A 2005 file photo of an O2 mobile phone store in London. Hong Kong tycoon Li Ka Shing's Hutchison Whampoa said on Jan 23, 2015 it is in "exclusive negotiations" to buy O2 - a deal that would create Britain's biggest mobile phone group. -- PHOTO: AFP
A 2005 file photo of an O2 mobile phone store in London. Hong Kong tycoon Li Ka Shing's Hutchison Whampoa said on Jan 23, 2015 it is in "exclusive negotiations" to buy O2 - a deal that would create Britain's biggest mobile phone group. -- PHOTO: AFP

MADRID 23 (Reuters) - Li Ka-shing's Hutchison Whampoa Ltd has agreed to buy Telefonica's British mobile unit O2 for up to £10.25 billion (S$20.50 billion), as Asia's richest man makes his boldest bet yet to revamp his European telecoms business.

Hutchison already operates the Three Mobile network in Britain, and buying second-ranked O2 from the Spanish group in Li's biggest ever takeover will make it the top mobile operator in the country.

The company made its first forays into European telecoms markets in 2000, but returns from the business have lagged other parts of Li's ports-to-property empire.

Li and his chief dealmaker Canning Fok have doubled down in response, sinking more money into Europe as they look to snap up businesses from operators who have been battered by the continent's debt crisis.

The proposed O2 deal comes just two weeks after the Hong Kong tycoon undertook a major overhaul of his businesses, which will be split into two listed companies, one focusing on property and the second on telecommunications, ports, infrastructure and others.

The revamp will boost Hutchison's acquisition firepower by about US$7 billion as it spins off its property assets to Cheung Kong Holdings Ltd. "The deal indicates that the group is continuously eyeing Europe to seek future growth," said Alex Wong, a director with Hong Kong-based Ample Finance Group.

The marriage of Three Mobile and O2 would mark the latest move towards telecoms consolidation in Britain, where the market is split between four mobile network operators and four separately owned fixed-line and broadband providers.

The deal will mark Li's biggest ever acquisition, overtaking Hutchison's US$7.5 billion purchase of Britain's Northumbrian Water Group in 2011, according to Thomson Reuters data.

Hutchison shares were briefly suspended ahead of the announcement, and jumped more than 4 per cent when trading resumed, outpacing a 1.2 per cent rise in Hong Kong's benchmark Hang Seng share index.

The company said in a statement that it had: "agreed to enter into exclusive negotiations with Telefónica SA over a period of several weeks" for the potential acquisition.

It said it had agreed to pay an indicative price of £9.25 billion, with another £1 billion in "interest sharing payments" should the combined business reach certain cash flow targets.
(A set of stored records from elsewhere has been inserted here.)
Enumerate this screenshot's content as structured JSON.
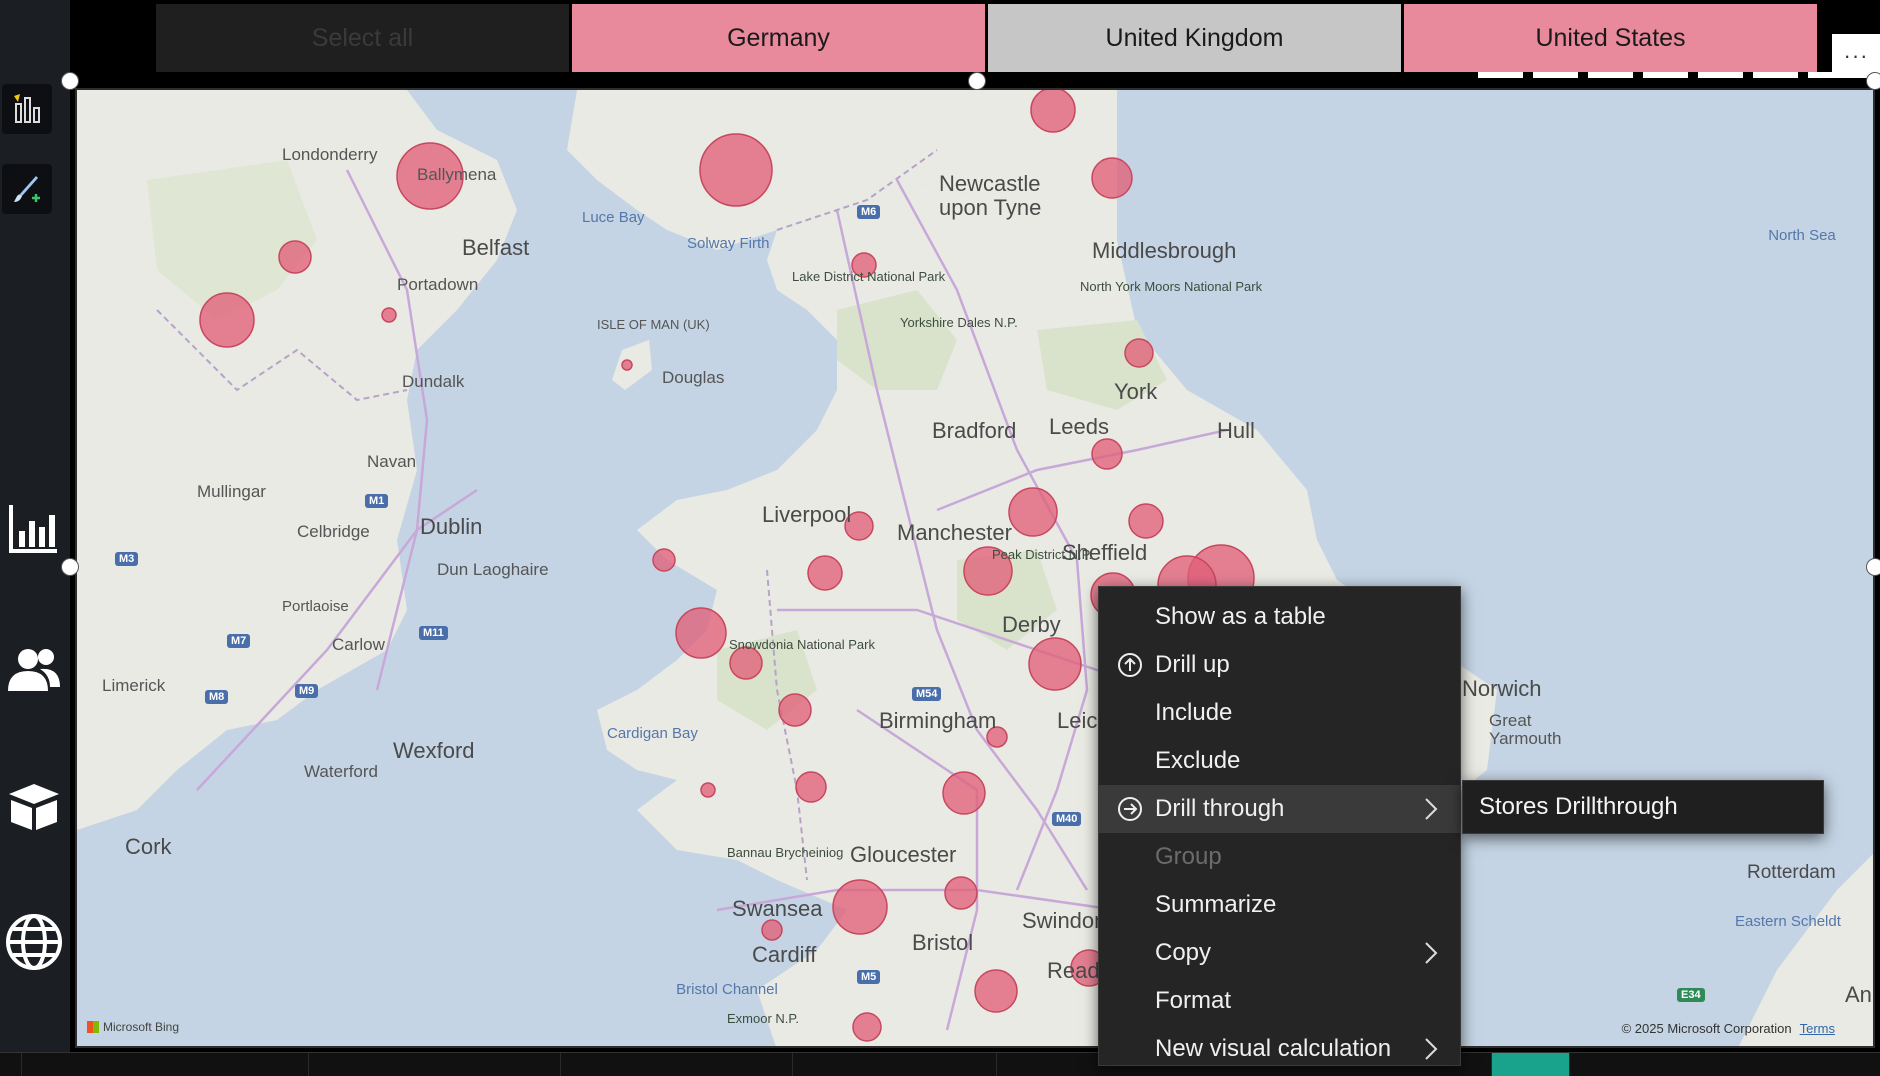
{
  "slicer": {
    "items": [
      {
        "label": "Select all",
        "state": "off"
      },
      {
        "label": "Germany",
        "state": "selected"
      },
      {
        "label": "United Kingdom",
        "state": "unselected"
      },
      {
        "label": "United States",
        "state": "selected"
      }
    ],
    "more_label": "···"
  },
  "rail": {
    "icons": [
      "report-icon",
      "format-brush-icon",
      "bar-chart-icon",
      "people-icon",
      "box-icon",
      "globe-icon"
    ]
  },
  "map": {
    "cities": [
      {
        "name": "Londonderry"
      },
      {
        "name": "Ballymena"
      },
      {
        "name": "Belfast"
      },
      {
        "name": "Portadown"
      },
      {
        "name": "Dundalk"
      },
      {
        "name": "Navan"
      },
      {
        "name": "Mullingar"
      },
      {
        "name": "Celbridge"
      },
      {
        "name": "Dublin"
      },
      {
        "name": "Dun Laoghaire"
      },
      {
        "name": "Portlaoise"
      },
      {
        "name": "Carlow"
      },
      {
        "name": "Limerick"
      },
      {
        "name": "Wexford"
      },
      {
        "name": "Waterford"
      },
      {
        "name": "Cork"
      },
      {
        "name": "Douglas"
      },
      {
        "name": "Newcastle upon Tyne"
      },
      {
        "name": "Middlesbrough"
      },
      {
        "name": "York"
      },
      {
        "name": "Leeds"
      },
      {
        "name": "Bradford"
      },
      {
        "name": "Hull"
      },
      {
        "name": "Liverpool"
      },
      {
        "name": "Manchester"
      },
      {
        "name": "Sheffield"
      },
      {
        "name": "Derby"
      },
      {
        "name": "Birmingham"
      },
      {
        "name": "Leic"
      },
      {
        "name": "Gloucester"
      },
      {
        "name": "Swansea"
      },
      {
        "name": "Cardiff"
      },
      {
        "name": "Bristol"
      },
      {
        "name": "Swindon"
      },
      {
        "name": "Read"
      },
      {
        "name": "Norwich"
      },
      {
        "name": "Great Yarmouth"
      },
      {
        "name": "Rotterdam"
      },
      {
        "name": "An"
      }
    ],
    "seas": [
      "Luce Bay",
      "Solway Firth",
      "ISLE OF MAN (UK)",
      "North Sea",
      "Cardigan Bay",
      "Bristol Channel",
      "Eastern Scheldt"
    ],
    "parks": [
      "Lake District National Park",
      "Yorkshire Dales N.P.",
      "North York Moors National Park",
      "Peak District N.P.",
      "Snowdonia National Park",
      "Bannau Brycheiniog",
      "Exmoor N.P."
    ],
    "roads": [
      "M6",
      "M1",
      "M3",
      "M7",
      "M8",
      "M9",
      "M11",
      "M54",
      "M40",
      "M5",
      "E34"
    ],
    "attribution_left": "Microsoft Bing",
    "attribution_right": "© 2025 Microsoft Corporation",
    "terms": "Terms",
    "bubble_color": "#e0607a"
  },
  "context_menu": {
    "items": [
      {
        "label": "Show as a table",
        "icon": "",
        "submenu": false,
        "disabled": false
      },
      {
        "label": "Drill up",
        "icon": "drill-up-icon",
        "submenu": false,
        "disabled": false
      },
      {
        "label": "Include",
        "icon": "",
        "submenu": false,
        "disabled": false
      },
      {
        "label": "Exclude",
        "icon": "",
        "submenu": false,
        "disabled": false
      },
      {
        "label": "Drill through",
        "icon": "drill-through-icon",
        "submenu": true,
        "disabled": false,
        "highlighted": true
      },
      {
        "label": "Group",
        "icon": "",
        "submenu": false,
        "disabled": true
      },
      {
        "label": "Summarize",
        "icon": "",
        "submenu": false,
        "disabled": false
      },
      {
        "label": "Copy",
        "icon": "",
        "submenu": true,
        "disabled": false
      },
      {
        "label": "Format",
        "icon": "",
        "submenu": false,
        "disabled": false
      },
      {
        "label": "New visual calculation",
        "icon": "",
        "submenu": true,
        "disabled": false
      }
    ],
    "submenu_item": "Stores Drillthrough"
  }
}
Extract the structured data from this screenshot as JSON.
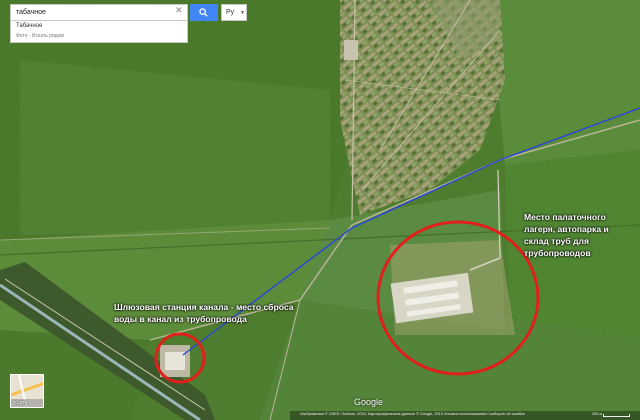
{
  "search": {
    "value": "табачное",
    "clear_icon": "close-icon",
    "button_icon": "search-icon"
  },
  "language": {
    "label": "Ру"
  },
  "suggestion": {
    "title": "Табачное",
    "subtitle": "Фото · Искать рядом"
  },
  "annotations": {
    "lock_station": "Шлюзовая станция канала - место сброса воды в канал из трубопровода",
    "camp": "Место палаточного лагеря, автопарка и склад труб для трубопроводов"
  },
  "map_footer": {
    "logo": "Google",
    "copyright": "Изображения © CNES / Astrium, 2015, Картографические данные © Google, 2015     Условия использования     Сообщить об ошибке",
    "scale_label": "200 м"
  },
  "layer_switch": {
    "label": "Карта"
  },
  "colors": {
    "pipeline_line": "#2a45d8",
    "highlight_circle": "#e0201a",
    "search_button": "#4285f4"
  }
}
Hutchison will fund the deal with a £6 billion bank loan. The company is in talks with private equity firms and others to bring in minority partners, who would be offered not more than a 30 per cent stake, Sixt added.